Spring has finally arrived, and it’s time to get out into the garden and make sure that the plants and flowers look their best. Though a lot of the work that goes into having a beautiful spring garden actually happens during the winter, there are still things for a gardener to do now that the sunlight is lingering and the air is warming up. Here are seven tips to help your spring garden grow:
Prune Shrubs and Trees
Some shrubs and trees are pruned right after they flower, but others are best pruned in the early spring. These include flowering abelias, rose of Sharon, roses, hydrangeas, crepe myrtles, oleanders, and sourwoods. Every tree or shrub should have dead, diseased, or damaged branches snipped off. To shape a shrub or tree, cut it just above a bud at a 45-degree angle. Cuts that are too sharp or too close to the bud invite rot. To thin out a tree, put the blade of the loppers or the secateurs around the branch with the larger cutting edge against the parent stem. Cut up from the bottom to protect against a ragged cut.
Evergreen shrubs are notorious for not liking to be cut back, but if one of my evergreens is straggly, I certainly will cut it back. This stimulates the plant to grow new branches from the base.
Check the Soil
It is always a good idea to check the soil before planting, especially if that area of the garden hasn’t been used. I check to see how well the soil drains, first. Most plants and flowers really can’t tolerate wet feet, so it’s important that the soil drains well. There are plants that don’t mind soil being a bit soggy, and these are plants to consider for a place where a foot-deep puddle of water doesn’t disappear within an hour. These plants include Boltonia, summer-sweet, mallow, sweet spire, and some varieties of phlox.
Another characteristic of the soil to check is its pH. Some plants thrive in soil that’s a bit acidic, such as azaleas, while others like the soil alkaline. One easy way to check the pH is to send it to the local cooperative extension and have it tested. If the soil is too acidic or alkaline, amendments can be added to get it to the right pH. These amendments can be easily found at the local garden store.
Sharpen the Tools
This job is best done in winter before the tools are really needed, but I too have delayed and have to take an afternoon to make sure the rakes and hoes and shovels I bought from my favorite garden center are up to snuff. Blades need to be cleaned, sharpened, and given a coat of light oil to keep them rust-free. I admit that I’m a bit scared of my gas-powered lawnmower, so I have someone come over from the outdoor garden center and take care of it. This means balancing and sharpening the blades, changing the spark plug, draining the oil, and refilling the tank with gas.

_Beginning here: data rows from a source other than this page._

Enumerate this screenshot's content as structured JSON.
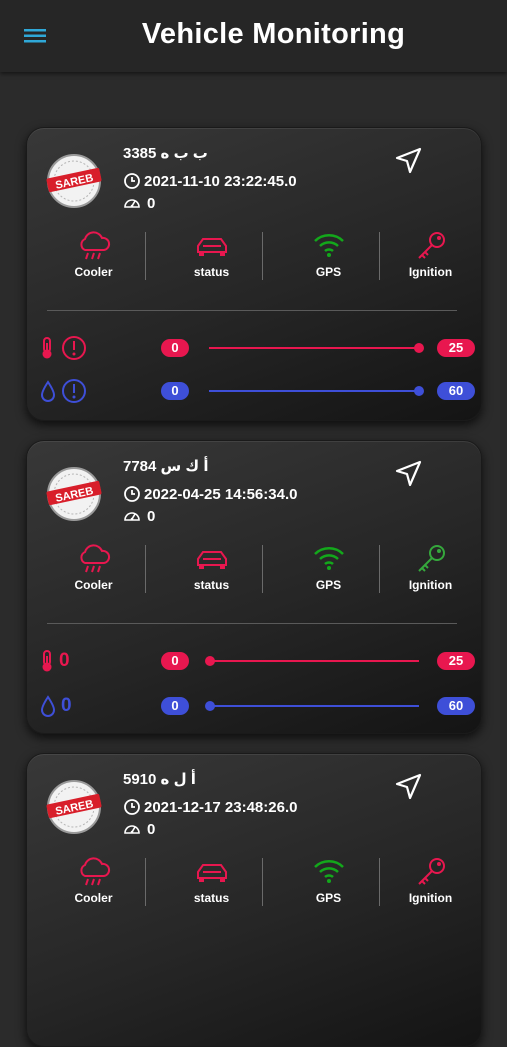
{
  "app": {
    "title": "Vehicle Monitoring"
  },
  "colors": {
    "accent_red": "#e8174f",
    "accent_blue": "#3e4fd8",
    "gps_green": "#13a81b",
    "ignition_green": "#35a83c"
  },
  "status_labels": {
    "cooler": "Cooler",
    "status": "status",
    "gps": "GPS",
    "ignition": "Ignition"
  },
  "vehicles": [
    {
      "plate": "ب ب ه 3385",
      "datetime": "2021-11-10 23:22:45.0",
      "speed": "0",
      "ignition_color": "#e8174f",
      "temp": {
        "alert": true,
        "value": "",
        "min": "0",
        "max": "25",
        "level": 1.0
      },
      "humidity": {
        "alert": true,
        "value": "",
        "min": "0",
        "max": "60",
        "level": 1.0
      }
    },
    {
      "plate": "أ ك س 7784",
      "datetime": "2022-04-25 14:56:34.0",
      "speed": "0",
      "ignition_color": "#35a83c",
      "temp": {
        "alert": false,
        "value": "0",
        "min": "0",
        "max": "25",
        "level": 0.0
      },
      "humidity": {
        "alert": false,
        "value": "0",
        "min": "0",
        "max": "60",
        "level": 0.0
      }
    },
    {
      "plate": "أ ل ه 5910",
      "datetime": "2021-12-17 23:48:26.0",
      "speed": "0",
      "ignition_color": "#e8174f"
    }
  ]
}
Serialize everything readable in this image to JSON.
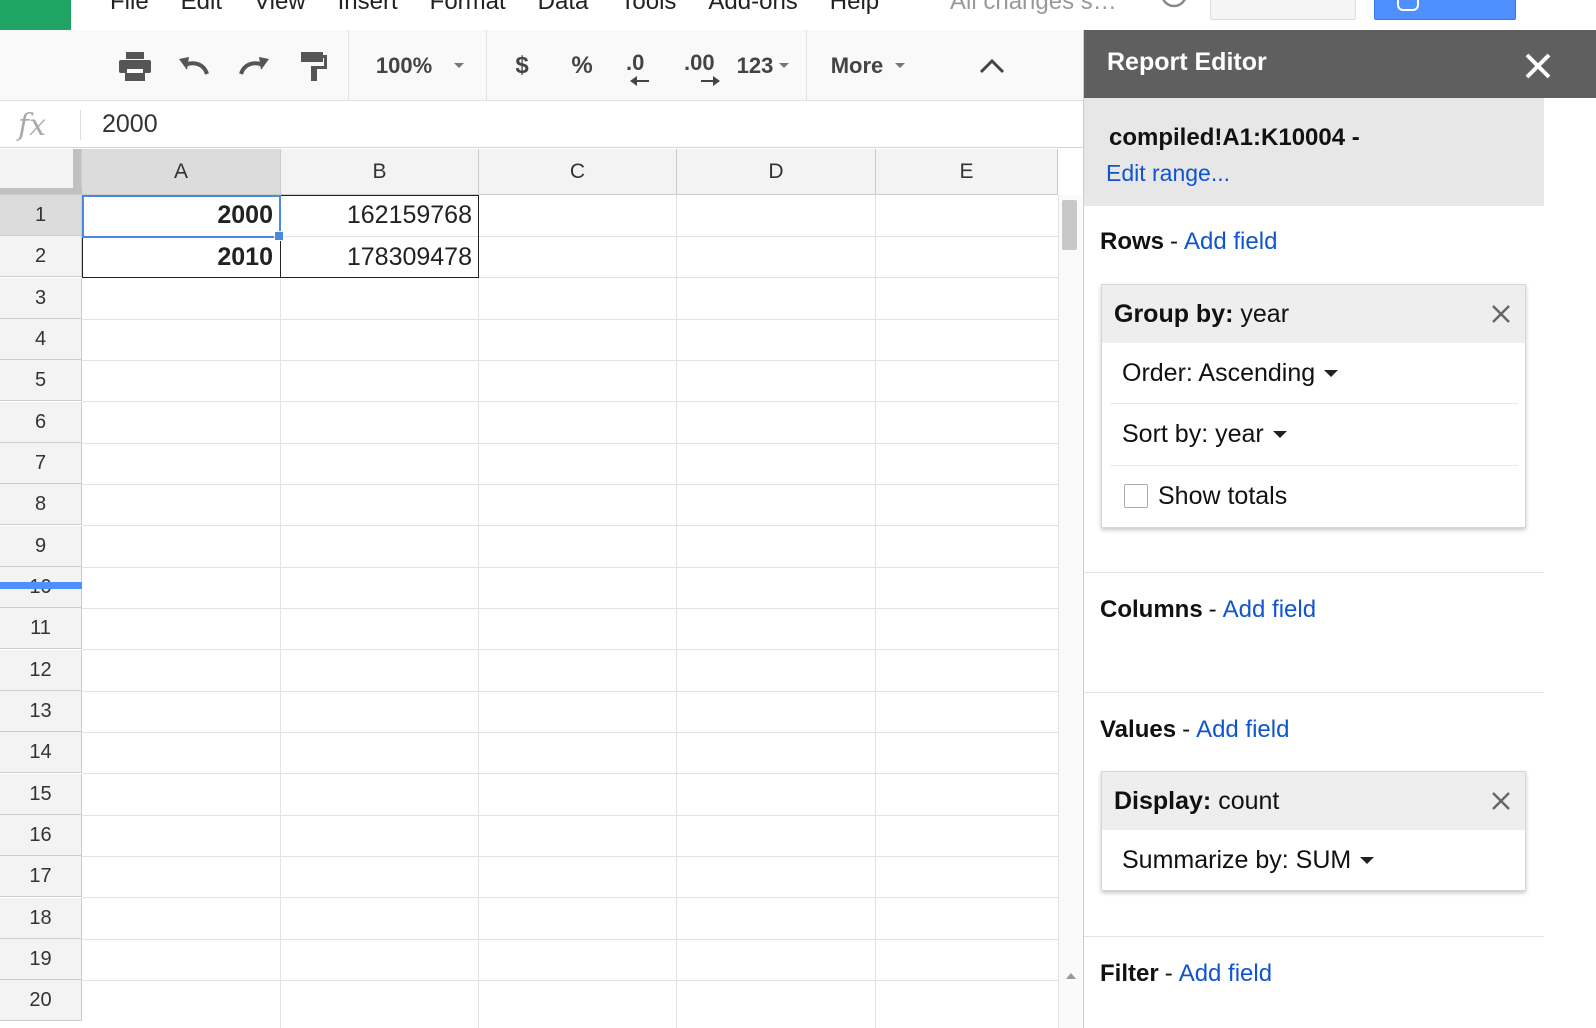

Add a Raised Bed or Two
The materials for raised beds can be found at the garden store or even a big box store with an outdoor garden center. You can build the bed yourself to your own specifications, or buy a kit and put it together. The advantage of a raised bed is that the gardener can control the type of soil that goes into it. Remember that a raised bed will be a permanent part of the garden, so choose its dimensions wisely, and build it to last.
Sow Hardy Annuals and Cool Weather Vegetables
I usually take the chance and sow the seeds of hardy annuals a bit before the last frost date. These are plants that only last a year but tend to put forth spectacular blooms in the garden. Hardy annuals include poppies (my garden center sells a gorgeous blue poppy), hollyhocks, larkspur, and stocks. Cool-weather vegetables include kale, spinach, and lettuce. I sow seeds of warm weather vegetables and tender annuals inside and put them out after the last frost date.
Divide Herbaceous Perennials
This is the time to lift and divide such perennials as Solomon’s seal, smartweed, hosta lilies, and globe thistle. With some perennials, you should only do this after they’ve been established and are showing their age. It’s fun to give the divisions to neighbors who have admired the flowers from afar.
Restart the Compost Bin
Gardening experts say you shouldn’t keep adding to a compost pile once the scraps have been broken down, but use it until it is used up. Since my compost pile was used up long ago, I start another. Instead of one of those ridiculously expensive rotating barrels I have a cylinder made of turkey wire in a corner of the garden. I just toss in some kitchen scraps, old newspaper, and other organic, plant-based items that are easy to break down, add a handful of bacterial activators, and water the whole thing until it is damp but not soaking wet. I turn it every few days with the garden fork and in about two weeks I’ll have serviceable compost.
By the way, spring is the time to add mulch, manure, and compost to your garden borders.
Other things to think of are securing your climbers and vines against the spring winds by tying them to the trellis or arbor. Fruit trees are blossoming about now, and if I hear that the night is going to be chilly, I cover mine up with horticultural fleece, that muslin-like stuff you can buy at your garden store. Seedlings, even those of hardy plants, also benefit from being covered up on cold nights.